CitizenFour and Privacy

Channel 4 screened the documentary Citizenfour in recent days. It would be over-simplistic to describe it as the Edward Snowden documentary although to a certain extent it is. Basically the documentary takes place mostly in Snowden's bedroom in a hotel in Hong Kong as you see the story of him revealing the NSA / GCHQ spying programme bit by bit. Underlying it all is how the keyword 'terrorism' has become an excuse for making us all suspects. I am always particularly disturbed by the well-worn statement that 'if you have nothing to hide you have nothing to fear'. This is of course simply ridiculous because I am sure the people who think that would not like government CCTV in their homes monitoring them 24/7 if they have 'nothing to hide'.

However the rather interesting bit, away from the threats governments pose to civil liberty, is the use of encryption to send messages between Snowden and the journalists. Every so often you would see a bust of data onscreen. I have long been in favour of all email being encrypted and the use of encryption being considered 'normal'. Some months ago I created a public key so that people can send me encrypted email. I publish the key at onename.com – my address is; https://onename.com/ponsaelius

Onename acts as both a place to publish your public key and a place to assert a digital identity by using some of your social networks as digital proof of your id and, in this case, a place to put your Bitcoin address. The idea is simple, if you want to send me encrypted files or email, just my public key as the encryption key. When I receive the data only my private key, kept secret by me, can decrypt the information.

Everyone can create a private/public key pair. Download a copy of the Gnu Privacy Guard from here; https://www.gnupg.org/

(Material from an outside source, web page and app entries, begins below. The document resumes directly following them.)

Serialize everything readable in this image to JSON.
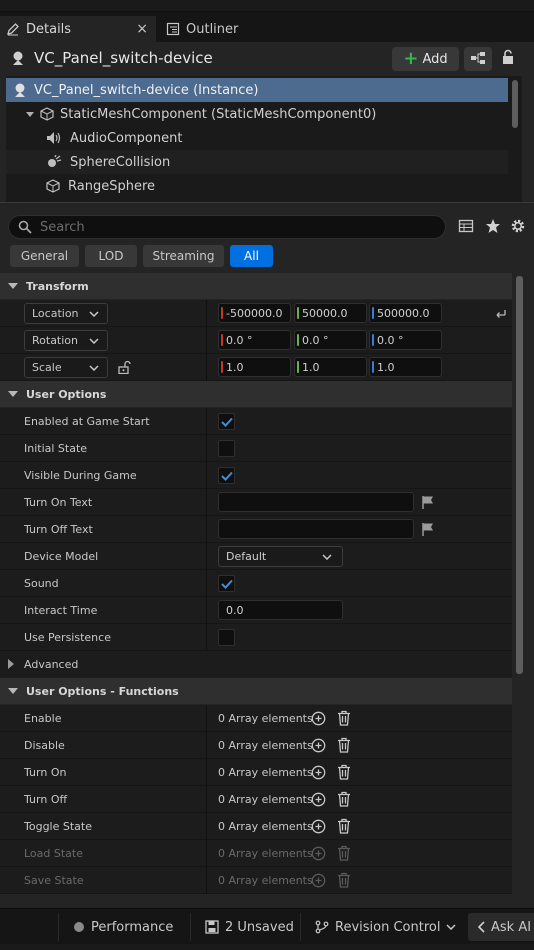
{
  "tabs": [
    {
      "label": "Details",
      "icon": "pencil-icon",
      "active": true
    },
    {
      "label": "Outliner",
      "icon": "outliner-icon",
      "active": false
    }
  ],
  "tab_close": "×",
  "actor": {
    "name": "VC_Panel_switch-device",
    "add_label": "Add"
  },
  "tree": [
    {
      "label": "VC_Panel_switch-device (Instance)",
      "icon": "actor-icon"
    },
    {
      "label": "StaticMeshComponent (StaticMeshComponent0)",
      "icon": "cube-icon"
    },
    {
      "label": "AudioComponent",
      "icon": "speaker-icon"
    },
    {
      "label": "SphereCollision",
      "icon": "collision-icon"
    },
    {
      "label": "RangeSphere",
      "icon": "cube-icon"
    }
  ],
  "search": {
    "placeholder": "Search"
  },
  "filters": [
    "General",
    "LOD",
    "Streaming",
    "All"
  ],
  "active_filter": "All",
  "transform": {
    "title": "Transform",
    "location": {
      "label": "Location",
      "x": "-500000.0",
      "y": "50000.0",
      "z": "500000.0"
    },
    "rotation": {
      "label": "Rotation",
      "x": "0.0 °",
      "y": "0.0 °",
      "z": "0.0 °"
    },
    "scale": {
      "label": "Scale",
      "x": "1.0",
      "y": "1.0",
      "z": "1.0"
    }
  },
  "user_options": {
    "title": "User Options",
    "enabled_at_game_start": {
      "label": "Enabled at Game Start",
      "checked": true
    },
    "initial_state": {
      "label": "Initial State",
      "checked": false
    },
    "visible_during_game": {
      "label": "Visible During Game",
      "checked": true
    },
    "turn_on_text": {
      "label": "Turn On Text",
      "value": ""
    },
    "turn_off_text": {
      "label": "Turn Off Text",
      "value": ""
    },
    "device_model": {
      "label": "Device Model",
      "value": "Default"
    },
    "sound": {
      "label": "Sound",
      "checked": true
    },
    "interact_time": {
      "label": "Interact Time",
      "value": "0.0"
    },
    "use_persistence": {
      "label": "Use Persistence",
      "checked": false
    },
    "advanced": "Advanced"
  },
  "functions": {
    "title": "User Options - Functions",
    "array_text": "0 Array elements",
    "items": [
      {
        "label": "Enable",
        "enabled": true
      },
      {
        "label": "Disable",
        "enabled": true
      },
      {
        "label": "Turn On",
        "enabled": true
      },
      {
        "label": "Turn Off",
        "enabled": true
      },
      {
        "label": "Toggle State",
        "enabled": true
      },
      {
        "label": "Load State",
        "enabled": false
      },
      {
        "label": "Save State",
        "enabled": false
      }
    ]
  },
  "statusbar": {
    "performance": "Performance",
    "unsaved": "2 Unsaved",
    "revision": "Revision Control",
    "ask_ai": "Ask AI"
  },
  "colors": {
    "accent": "#0070e0",
    "selection": "#4d6a8f",
    "axis_x": "#c0392b",
    "axis_y": "#6ab04c",
    "axis_z": "#3a7bd5",
    "add_green": "#33b84a"
  }
}
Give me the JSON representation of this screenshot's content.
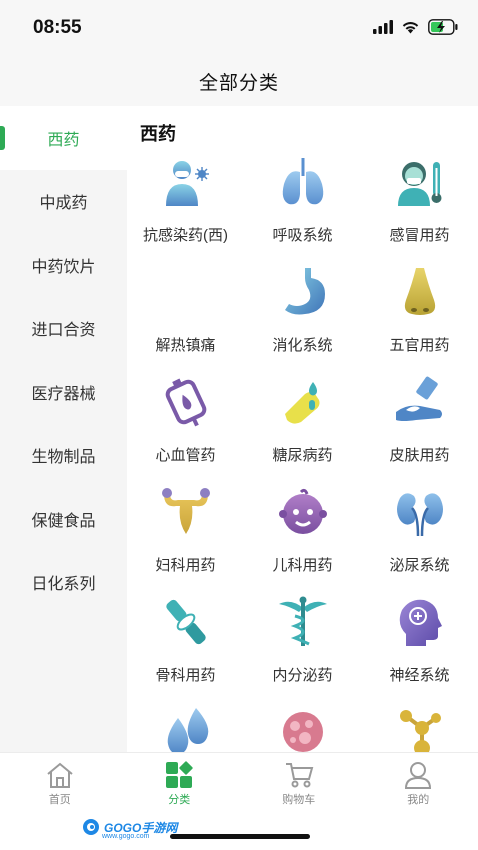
{
  "status_bar": {
    "time": "08:55"
  },
  "header": {
    "title": "全部分类"
  },
  "sidebar": {
    "items": [
      {
        "label": "西药",
        "active": true
      },
      {
        "label": "中成药",
        "active": false
      },
      {
        "label": "中药饮片",
        "active": false
      },
      {
        "label": "进口合资",
        "active": false
      },
      {
        "label": "医疗器械",
        "active": false
      },
      {
        "label": "生物制品",
        "active": false
      },
      {
        "label": "保健食品",
        "active": false
      },
      {
        "label": "日化系列",
        "active": false
      }
    ]
  },
  "content": {
    "section_title": "西药",
    "categories": [
      {
        "label": "抗感染药(西)",
        "icon": "doctor-virus-icon"
      },
      {
        "label": "呼吸系统",
        "icon": "lungs-icon"
      },
      {
        "label": "感冒用药",
        "icon": "thermometer-person-icon"
      },
      {
        "label": "解热镇痛",
        "icon": "none"
      },
      {
        "label": "消化系统",
        "icon": "stomach-icon"
      },
      {
        "label": "五官用药",
        "icon": "nose-icon"
      },
      {
        "label": "心血管药",
        "icon": "blood-bag-icon"
      },
      {
        "label": "糖尿病药",
        "icon": "finger-drop-icon"
      },
      {
        "label": "皮肤用药",
        "icon": "hand-cream-icon"
      },
      {
        "label": "妇科用药",
        "icon": "uterus-icon"
      },
      {
        "label": "儿科用药",
        "icon": "baby-icon"
      },
      {
        "label": "泌尿系统",
        "icon": "kidneys-icon"
      },
      {
        "label": "骨科用药",
        "icon": "bone-joint-icon"
      },
      {
        "label": "内分泌药",
        "icon": "caduceus-icon"
      },
      {
        "label": "神经系统",
        "icon": "head-brain-icon"
      },
      {
        "label": "",
        "icon": "water-drops-icon"
      },
      {
        "label": "",
        "icon": "cell-icon"
      },
      {
        "label": "",
        "icon": "molecule-icon"
      }
    ]
  },
  "tabbar": {
    "tabs": [
      {
        "label": "首页",
        "icon": "home-icon",
        "active": false
      },
      {
        "label": "分类",
        "icon": "category-icon",
        "active": true
      },
      {
        "label": "购物车",
        "icon": "cart-icon",
        "active": false
      },
      {
        "label": "我的",
        "icon": "user-icon",
        "active": false
      }
    ]
  },
  "watermark": {
    "text": "GOGO手游网",
    "sub": "www.gogo.com"
  },
  "colors": {
    "accent": "#2eaa55",
    "teal": "#3fb1b5",
    "blue": "#4f86c6",
    "purple": "#7a5aa8",
    "gold": "#d9b43a",
    "pink": "#d87a8f"
  }
}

Versions for Linux, Windows and Mac exist. All you do is run the program and create a key pair. Publish you public key to anyone who wants it or use Onename. To encrypt a message just get someone's public key and encode your text or document with the software.

What about terrorism I hear the scream. The security services won't be able to read your email. If they really suspect me of doing something they can use the good old fashioned method – convince a judge to issue a warrant for a private key. Just the same as getting access to any other private property.